A day that’s as unique as you, birthdays prove universal in all languages, cultures, and eras. Heralded by cakes, presents, and parties, people everywhere anticipate birthdays as a celebration of life and love. In this edition of The StickerTalk, join us as we slice into the sweet histories and obscurities surrounding the birthday!
Many of our modern birthday traditions trace their roots to ancient times. Historical records indicate that Egyptian pharaohs hosted lavish parties to commemorate their birthdays. In ancient Greece, revelers placed candles on birthday cakes as a form of worship to a select group of goddesses. A few centuries later, the first birthday party invitations were distributed during the first century in Rome by Claudia Severa, the wife of a prominent Roman commander.
Like most special occasions, there are many superstitions surrounding the birthday. In China, gifts of clocks and watches are considered an omen of ill will, and people living in Malaysia only give birthday gifts if they are close to the birthday boy or girl to avoid the appearance of bribery.
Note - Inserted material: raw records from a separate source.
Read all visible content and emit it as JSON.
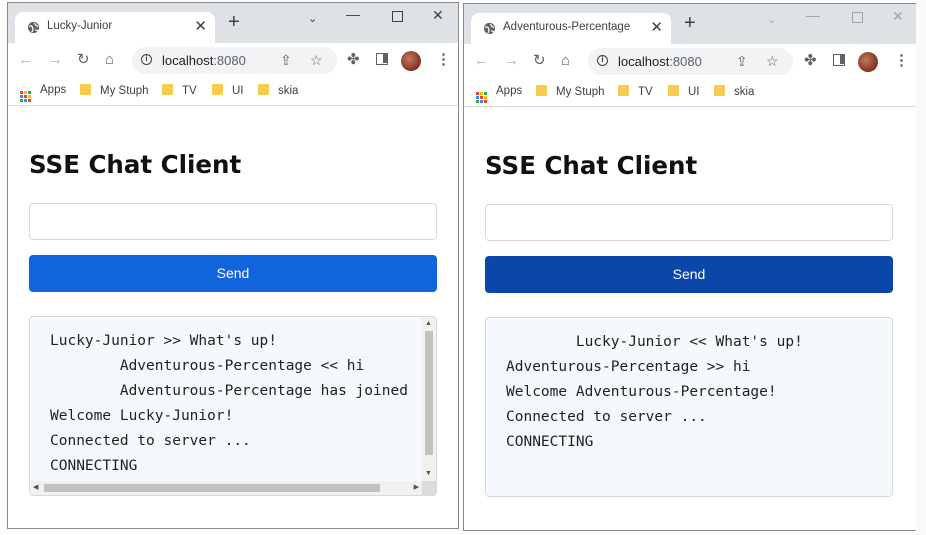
{
  "windows": [
    {
      "tab_title": "Lucky-Junior",
      "tab_close": "✕",
      "new_tab": "+",
      "url_host": "localhost",
      "url_port": ":8080",
      "bookmarks": [
        "Apps",
        "My Stuph",
        "TV",
        "UI",
        "skia"
      ],
      "heading": "SSE Chat Client",
      "input_value": "",
      "send_label": "Send",
      "send_color": "#1264dc",
      "log_lines": [
        "Lucky-Junior >> What's up!",
        "        Adventurous-Percentage << hi",
        "        Adventurous-Percentage has joined",
        "Welcome Lucky-Junior!",
        "Connected to server ...",
        "CONNECTING"
      ]
    },
    {
      "tab_title": "Adventurous-Percentage",
      "tab_close": "✕",
      "new_tab": "+",
      "url_host": "localhost",
      "url_port": ":8080",
      "bookmarks": [
        "Apps",
        "My Stuph",
        "TV",
        "UI",
        "skia"
      ],
      "heading": "SSE Chat Client",
      "input_value": "",
      "send_label": "Send",
      "send_color": "#0b47a8",
      "log_lines": [
        "        Lucky-Junior << What's up!",
        "Adventurous-Percentage >> hi",
        "Welcome Adventurous-Percentage!",
        "Connected to server ...",
        "CONNECTING"
      ]
    }
  ],
  "colors": {
    "titlebar": "#dee1e6",
    "log_background": "#f5f8fd",
    "folder": "#f7cb4d"
  }
}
More people are born in August than any other month. However, the most popular date of birth is October 5. Additionally, more people are born on Tuesdays than any other day of the week with Sunday being the least popular day for deliveries.
As October fades into November, voting season culminates in a grand display in democracy. No matter which end of the political spectrum you hail from, everyone can agree that your vote and voice matter in the upcoming election. In honor of National Election Day, The StickerTalk has compiled an interesting assortment of political peculiarities that are sure to make you flex your cranium before you head to the polls!
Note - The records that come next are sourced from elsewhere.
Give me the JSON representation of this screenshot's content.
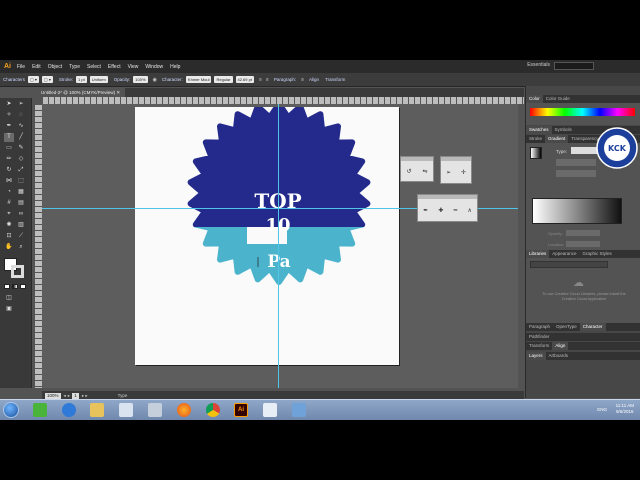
{
  "app": {
    "logo": "Ai",
    "menus": [
      "File",
      "Edit",
      "Object",
      "Type",
      "Select",
      "Effect",
      "View",
      "Window",
      "Help"
    ],
    "workspace": "Essentials"
  },
  "control": {
    "selection_label": "Characters",
    "stroke_label": "Stroke:",
    "stroke_value": "1 pt",
    "profile_value": "Uniform",
    "opacity_label": "Opacity:",
    "opacity_value": "100%",
    "character_label": "Character:",
    "font_value": "Khmer Moul",
    "style_value": "Regular",
    "size_value": "42.69 pt",
    "paragraph_label": "Paragraph:",
    "align_label": "Align",
    "transform_label": "Transform"
  },
  "document": {
    "tab_title": "Untitled-2* @ 100% (CMYK/Preview)"
  },
  "artwork": {
    "line1": "TOP",
    "line2": "10",
    "line3": "Pa",
    "colors": {
      "dark_blue": "#232a8c",
      "light_blue": "#4bb4cc",
      "text": "#ffffff"
    }
  },
  "status": {
    "zoom": "100%",
    "page": "1",
    "tool": "Type"
  },
  "panels": {
    "color_tabs": [
      "Color",
      "Color Guide"
    ],
    "swatch_tabs": [
      "Swatches",
      "Symbols"
    ],
    "stroke_tabs": [
      "Stroke",
      "Gradient",
      "Transparency"
    ],
    "gradient_type_label": "Type:",
    "gradient_opacity_label": "Opacity:",
    "gradient_location_label": "Location:",
    "library_tabs": [
      "Libraries",
      "Appearance",
      "Graphic Styles"
    ],
    "library_message": "To use Creative Cloud Libraries, please install the Creative Cloud Application",
    "paragraph_tabs": [
      "Paragraph",
      "OpenType",
      "Character"
    ],
    "pathfinder_tab": "Pathfinder",
    "transform_tabs": [
      "Transform",
      "Align"
    ],
    "layers_tabs": [
      "Layers",
      "Artboards"
    ]
  },
  "taskbar": {
    "lang": "ENG",
    "time": "11:11 AM",
    "date": "9/6/2016"
  },
  "watermark": {
    "text": "KCK"
  }
}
Proud that you voted? Whatever you do, don’t take a selfie with that ballot! In the United States, taking a picture with your ballot constitutes a crime that may result in punishments ranging from a fine to jail.
Although American politics may seem to careen towards absolute absurdity at times, at least our system is more sophisticated than the voting system utilized in ancient Sparta. In order to vote, the governing body of Sparta would simply shout! Of course, the loudest side won the vote. However, American elections have often rivaled the antics of this somewhat outlandish operation. For example, the state constitution of Ohio blatantly declares that “idiots” cannot cast a vote in any of the state’s polling sites, and, during the presidential election of 1872, Ulysses S. Grant ran against a dead man.
While many Americans wish that Election Day occurred during the weekend, our Founding Fathers carefully chose to hold elections on a Tuesday in order to ensure that a voter would not have to choose between casting a ballot or attending church. Additionally, the first part of November was selected to host Election Day to allow farmers a chance to complete their fall harvests before traveling to the polls.